I wish he wouldn’t dwell on it. Aaron did what he was supposed to do. He stood by us and assembled a team around us to help us out. He could easily have shrugged it all off. The fact that he still feels bad shows how solid of a person he is. Personally, I’m done criticizing the industry as a whole. The truth is we loved being on Geffen. The people that we were working with for our record were amazing people. We made the mistake of considering the president a friend and trusting him. Business 101, rule #1 = don’t trust anyone in business. I can’t live my life that way, though. Life is too short. Maybe we got what we deserved.
When I saw your show in New York City, I was surprised at how great your songs sound acoustically. Do you normally write songs on acoustic or electric guitar?
I’m sorry to say that we never have written on an acoustic until now. I wish we had because it’s really fun and, to me, it really exposes the song for what it is. I think it makes you work harder and the end result is more real.
What is the meaning behind the new song “All I Have” that you played at the show?
I wrote the song when I saw a news report on soldiers saying goodbye to their families and friends as they were being deployed to Iraq. It really hit me because I had just returned from the most incredible two weeks in Fiji. I felt shitty and couldn’t imagine what they must be feeling. Since writing that song, I’ve had to say goodbye to many people headed to Iraq and it’s brutal. I can’t wait for them all to come home.
How do you find inspiration for your songs?
Anger has always been a staple for me. It’s a powerful emotion to draw from but I also think it’s kind of an easy one. I’ve really been trying to take my lyrics to another level on our new material. You’ll have to wait for the new records to see whether I’ve succeeded.
What is the latest news on the album that you are working on?
We really want to release something but we’re the most prolific we’ve ever been so we’ve been recording like crazy. It’s hard to stop. We’ve got a couple of rock records almost ready and we’re almost done with our acoustic record, we promise.
Are we going to hear the Lo-Pro from the debut album, or something different?
You’re definitely going to hear a raw version of Lo-Pro which was always our intention. I love our first record but, holy crap, it was over-produced. We don’t nit pick as much anymore, we move on. The acoustic album will be a first as well.

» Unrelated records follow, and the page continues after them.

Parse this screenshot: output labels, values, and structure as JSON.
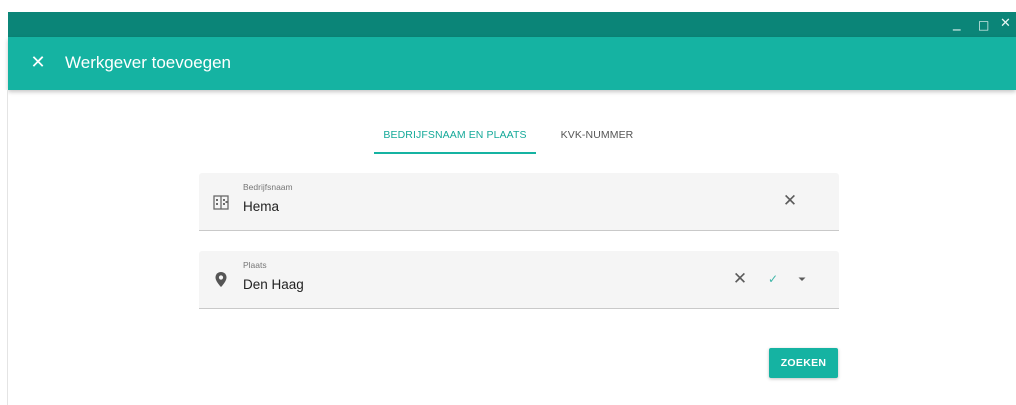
{
  "window": {
    "minimize_glyph": "_",
    "maximize_glyph": "□",
    "close_glyph": "✕"
  },
  "appbar": {
    "close_icon": "close-icon",
    "title": "Werkgever toevoegen"
  },
  "tabs": [
    {
      "label": "BEDRIJFSNAAM EN PLAATS",
      "active": true
    },
    {
      "label": "KVK-NUMMER",
      "active": false
    }
  ],
  "fields": {
    "company": {
      "icon": "building-icon",
      "label": "Bedrijfsnaam",
      "value": "Hema"
    },
    "city": {
      "icon": "location-pin-icon",
      "label": "Plaats",
      "value": "Den Haag"
    }
  },
  "glyphs": {
    "clear": "✕",
    "check": "✓"
  },
  "actions": {
    "search_label": "ZOEKEN"
  },
  "colors": {
    "accent": "#15b3a2",
    "titlebar": "#0b8578",
    "field_bg": "#f5f5f5"
  }
}
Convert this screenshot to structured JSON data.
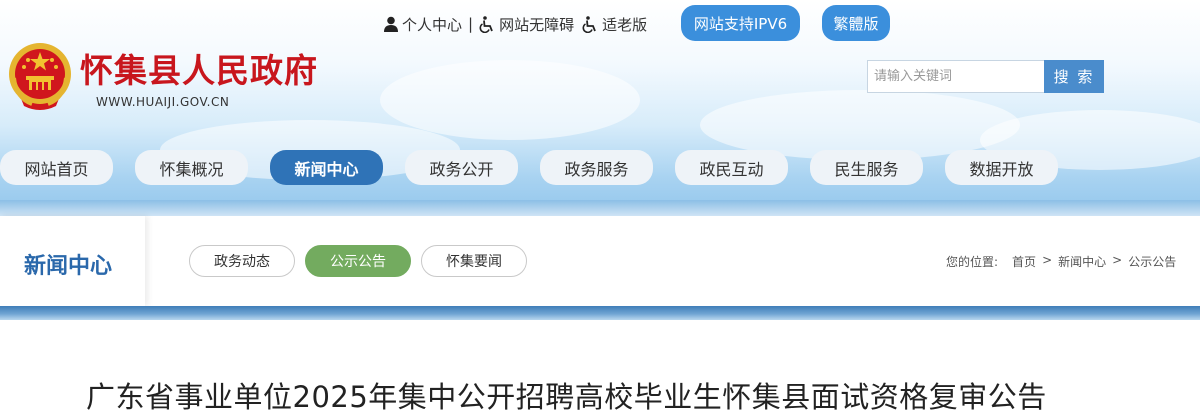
{
  "top_links": {
    "personal": "个人中心",
    "sep": "|",
    "accessible": "网站无障碍",
    "elderly": "适老版"
  },
  "top_buttons": {
    "ipv6": "网站支持IPV6",
    "traditional": "繁體版"
  },
  "site": {
    "title": "怀集县人民政府",
    "url": "WWW.HUAIJI.GOV.CN"
  },
  "search": {
    "placeholder": "请输入关键词",
    "button": "搜 索"
  },
  "nav": {
    "items": [
      {
        "label": "网站首页"
      },
      {
        "label": "怀集概况"
      },
      {
        "label": "新闻中心"
      },
      {
        "label": "政务公开"
      },
      {
        "label": "政务服务"
      },
      {
        "label": "政民互动"
      },
      {
        "label": "民生服务"
      },
      {
        "label": "数据开放"
      }
    ],
    "active_index": 2
  },
  "section": {
    "title": "新闻中心",
    "tabs": [
      {
        "label": "政务动态"
      },
      {
        "label": "公示公告"
      },
      {
        "label": "怀集要闻"
      }
    ],
    "active_tab": 1
  },
  "breadcrumb": {
    "prefix": "您的位置:",
    "items": [
      "首页",
      "新闻中心",
      "公示公告"
    ],
    "sep": ">"
  },
  "article": {
    "title": "广东省事业单位2025年集中公开招聘高校毕业生怀集县面试资格复审公告"
  },
  "colors": {
    "accent_blue": "#2f73b7",
    "title_red": "#c8161d",
    "tab_green": "#73ab5f"
  }
}
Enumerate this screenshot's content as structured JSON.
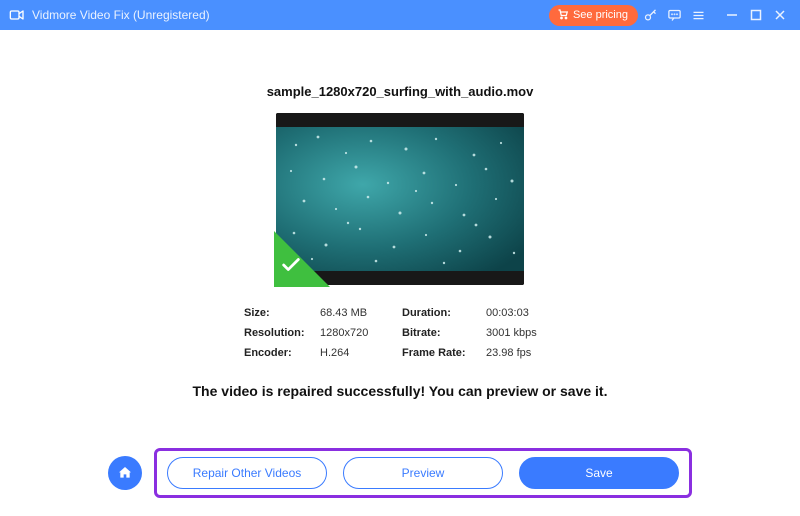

Any plans for another acoustic tour?
I sure hope so! Aaron?
Are you working with a producer for your next album?
So far we’re doing it ourselves. We’ve been bouncing things off friends after a night of drinking. Aaron’s always willing to help as well. We’ve been doing this a long time, we feel like we know what we want and what we expect. No need to pay someone $100,000 to tell us.
When can we expect to see something released?
We’re lagging but we’re really hoping the get this acoustic record out first in the spring with a rock record right behind it.
I noticed that you have uploaded new songs to your MySpace page. How has the internet changed the way fans discover your music?
It’s definitely changed the way we keep in touch with our friends. You used to have to rely on some overworked, underpaid guy at the label to update your site, now we do it all ourselves.
For the release of your next album are you looking for another record deal? How are you going to release it?
I don’t see the point unless a company loves what we do and comes after us. I’m at a point in my life where if someone doesn’t like what I do musically, no worries, buy a Fall Out Boy record. They have nice pants.